I just got back from the showing of The Challenge films. The Challenge is yet-another fast filmmaking project (I was having a conversation at the shoot last night and we were getting each confused between talking about The Challenge, the 48 Hour Film Project and the 72 Hour Feature Project).

The Challenge was a 62 Hour endevour, where screenwriters wrote scripts in 14 hours, production crews shot the shorts in 24 hours, and then editors edited the movies in 24 hours. An interesting twist was that many of the teams (writing, actors and production crews, and editors) were assembled randomly. And if even if you wanted to participate in all three phases of the project, as several people I know did, you still had to hand off your work at each stage to a different team. That was the weirdest part -- to try and film carefully enough that someone else could edit the footage under such time constraints (which care is probably normal good practice for shooting, but is rather different than the majority of the shooting I do for The Neutrino Project or the short I shoot and edit myself for things like the Fast Forward Film Festival or Vidiocy). Even with all my care, I got a little lecture from the editor tonight about things I could have done to make his job easier.

The actual shoot was long and tiring, but fun. We all showed up at 10 am on Saturday, I met the actors and assistant director for the first time, we got our script, and headed out to shoot. Our script called for a burly member of the cast to play a little Chinese girl, and once we had crammed him into a too-small tank top and skirt (and sometimes Depends) all we really had to do was point the camera at him and let the laughter ensue. Matt, the burly one, had also been a screenwriter for the project, so he had had no sleep and was rather loopy. Oh, and we had an 11 year-old in our cast, which kept the cursing down below the level I think we'd usually have on a shoot this time-constrained.

People kept asking me "are you always this patient?" In the morning, the answer was a puzzled "sure, shouldn't I be?" Near the end of our 10-hour shoot I had to grit my teeth to spit out "yes, yes, I'm always this patient."

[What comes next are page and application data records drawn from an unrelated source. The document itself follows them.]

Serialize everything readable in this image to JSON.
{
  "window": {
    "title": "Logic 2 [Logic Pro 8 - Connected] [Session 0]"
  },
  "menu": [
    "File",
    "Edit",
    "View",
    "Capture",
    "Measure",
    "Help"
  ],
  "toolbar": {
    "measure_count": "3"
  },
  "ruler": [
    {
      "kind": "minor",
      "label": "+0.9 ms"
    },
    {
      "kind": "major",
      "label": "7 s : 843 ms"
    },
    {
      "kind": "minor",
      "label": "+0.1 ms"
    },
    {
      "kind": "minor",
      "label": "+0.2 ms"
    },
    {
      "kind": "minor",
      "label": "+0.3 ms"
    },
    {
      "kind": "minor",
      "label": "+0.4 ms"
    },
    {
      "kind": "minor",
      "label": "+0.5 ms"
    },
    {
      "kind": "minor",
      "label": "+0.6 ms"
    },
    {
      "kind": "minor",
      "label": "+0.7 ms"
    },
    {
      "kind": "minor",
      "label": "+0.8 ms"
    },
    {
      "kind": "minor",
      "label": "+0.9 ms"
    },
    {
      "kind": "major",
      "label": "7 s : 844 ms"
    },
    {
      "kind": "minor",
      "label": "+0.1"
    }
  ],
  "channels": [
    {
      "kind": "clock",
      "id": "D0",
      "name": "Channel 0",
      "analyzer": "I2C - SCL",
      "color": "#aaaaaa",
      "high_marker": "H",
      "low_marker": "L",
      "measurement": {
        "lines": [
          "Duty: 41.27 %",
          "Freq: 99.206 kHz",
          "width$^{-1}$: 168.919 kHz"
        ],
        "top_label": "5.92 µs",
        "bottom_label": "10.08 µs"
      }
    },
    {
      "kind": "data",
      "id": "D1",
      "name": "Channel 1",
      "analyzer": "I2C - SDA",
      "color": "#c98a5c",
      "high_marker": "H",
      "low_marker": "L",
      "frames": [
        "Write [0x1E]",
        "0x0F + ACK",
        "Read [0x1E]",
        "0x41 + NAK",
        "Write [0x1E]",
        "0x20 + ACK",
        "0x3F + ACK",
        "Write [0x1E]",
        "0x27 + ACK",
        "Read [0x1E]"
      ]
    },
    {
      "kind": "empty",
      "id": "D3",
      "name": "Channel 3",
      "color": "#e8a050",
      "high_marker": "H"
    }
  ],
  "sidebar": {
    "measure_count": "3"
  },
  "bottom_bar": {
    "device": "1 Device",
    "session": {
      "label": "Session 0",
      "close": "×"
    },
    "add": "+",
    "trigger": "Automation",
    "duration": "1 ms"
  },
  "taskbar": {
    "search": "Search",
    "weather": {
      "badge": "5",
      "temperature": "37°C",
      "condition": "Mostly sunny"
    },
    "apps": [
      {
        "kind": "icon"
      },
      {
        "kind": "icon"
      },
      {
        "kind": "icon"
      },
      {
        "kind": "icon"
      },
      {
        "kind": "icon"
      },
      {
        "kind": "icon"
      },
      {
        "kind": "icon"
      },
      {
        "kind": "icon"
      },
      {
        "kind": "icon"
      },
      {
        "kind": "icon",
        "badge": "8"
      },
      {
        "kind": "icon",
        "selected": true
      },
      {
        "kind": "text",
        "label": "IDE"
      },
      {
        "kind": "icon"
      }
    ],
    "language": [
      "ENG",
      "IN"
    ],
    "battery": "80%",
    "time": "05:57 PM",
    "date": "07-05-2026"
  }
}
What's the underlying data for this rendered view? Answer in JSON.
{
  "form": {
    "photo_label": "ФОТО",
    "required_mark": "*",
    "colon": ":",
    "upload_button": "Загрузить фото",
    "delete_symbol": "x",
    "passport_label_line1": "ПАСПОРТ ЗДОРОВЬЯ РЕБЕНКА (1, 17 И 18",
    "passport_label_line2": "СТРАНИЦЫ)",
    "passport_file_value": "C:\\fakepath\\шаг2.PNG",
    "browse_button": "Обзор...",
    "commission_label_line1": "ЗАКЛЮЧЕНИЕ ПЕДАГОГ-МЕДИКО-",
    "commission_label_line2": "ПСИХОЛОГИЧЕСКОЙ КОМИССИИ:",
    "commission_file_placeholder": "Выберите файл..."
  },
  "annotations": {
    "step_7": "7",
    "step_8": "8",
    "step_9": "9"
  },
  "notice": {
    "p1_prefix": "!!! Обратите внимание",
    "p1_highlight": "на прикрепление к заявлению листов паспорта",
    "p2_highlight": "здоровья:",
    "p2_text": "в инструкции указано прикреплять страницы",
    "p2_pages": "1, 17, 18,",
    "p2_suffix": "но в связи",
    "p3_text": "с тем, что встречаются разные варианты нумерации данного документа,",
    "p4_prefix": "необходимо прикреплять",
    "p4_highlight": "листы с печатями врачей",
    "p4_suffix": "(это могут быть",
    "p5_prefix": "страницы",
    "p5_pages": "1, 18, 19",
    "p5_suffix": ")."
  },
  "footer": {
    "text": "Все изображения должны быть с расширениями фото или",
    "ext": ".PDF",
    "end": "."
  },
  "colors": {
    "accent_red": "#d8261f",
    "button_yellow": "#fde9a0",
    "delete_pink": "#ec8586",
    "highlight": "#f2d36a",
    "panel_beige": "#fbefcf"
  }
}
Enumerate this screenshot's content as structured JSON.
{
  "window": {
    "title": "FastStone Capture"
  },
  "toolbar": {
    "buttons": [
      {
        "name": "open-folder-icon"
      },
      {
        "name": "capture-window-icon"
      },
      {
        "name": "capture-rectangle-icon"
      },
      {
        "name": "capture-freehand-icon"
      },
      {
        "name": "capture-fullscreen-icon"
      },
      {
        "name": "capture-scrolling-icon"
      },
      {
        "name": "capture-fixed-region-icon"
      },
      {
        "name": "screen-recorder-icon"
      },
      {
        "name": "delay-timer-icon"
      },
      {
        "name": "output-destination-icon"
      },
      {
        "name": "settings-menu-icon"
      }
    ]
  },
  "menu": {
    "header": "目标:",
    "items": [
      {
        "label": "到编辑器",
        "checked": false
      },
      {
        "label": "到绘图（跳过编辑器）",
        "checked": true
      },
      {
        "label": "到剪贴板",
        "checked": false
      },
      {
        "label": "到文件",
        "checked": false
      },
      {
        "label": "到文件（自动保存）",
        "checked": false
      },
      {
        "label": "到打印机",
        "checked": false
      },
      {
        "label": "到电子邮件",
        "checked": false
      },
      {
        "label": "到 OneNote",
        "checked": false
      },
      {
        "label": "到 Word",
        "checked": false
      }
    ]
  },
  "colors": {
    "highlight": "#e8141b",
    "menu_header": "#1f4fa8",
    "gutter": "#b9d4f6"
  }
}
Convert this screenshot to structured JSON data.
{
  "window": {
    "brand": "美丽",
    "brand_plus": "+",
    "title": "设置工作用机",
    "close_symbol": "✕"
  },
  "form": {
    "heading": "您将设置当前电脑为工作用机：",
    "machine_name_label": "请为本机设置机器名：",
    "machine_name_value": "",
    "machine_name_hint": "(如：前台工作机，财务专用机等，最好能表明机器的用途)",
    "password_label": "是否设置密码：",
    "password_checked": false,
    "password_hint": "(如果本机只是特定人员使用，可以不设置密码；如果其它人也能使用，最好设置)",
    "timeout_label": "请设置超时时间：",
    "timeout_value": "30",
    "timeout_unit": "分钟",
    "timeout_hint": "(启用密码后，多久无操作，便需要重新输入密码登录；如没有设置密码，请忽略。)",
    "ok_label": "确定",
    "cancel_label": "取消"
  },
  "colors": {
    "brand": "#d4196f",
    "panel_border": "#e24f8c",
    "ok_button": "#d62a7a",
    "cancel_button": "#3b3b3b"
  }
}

In the end, our short came out fine. The editors made some different choices than I would have (I'm toying with the idea of doing an edit myself, but I'm not sure how much I care) but people laughed, so it must be all right.

Update: some behind-the-scenes photos.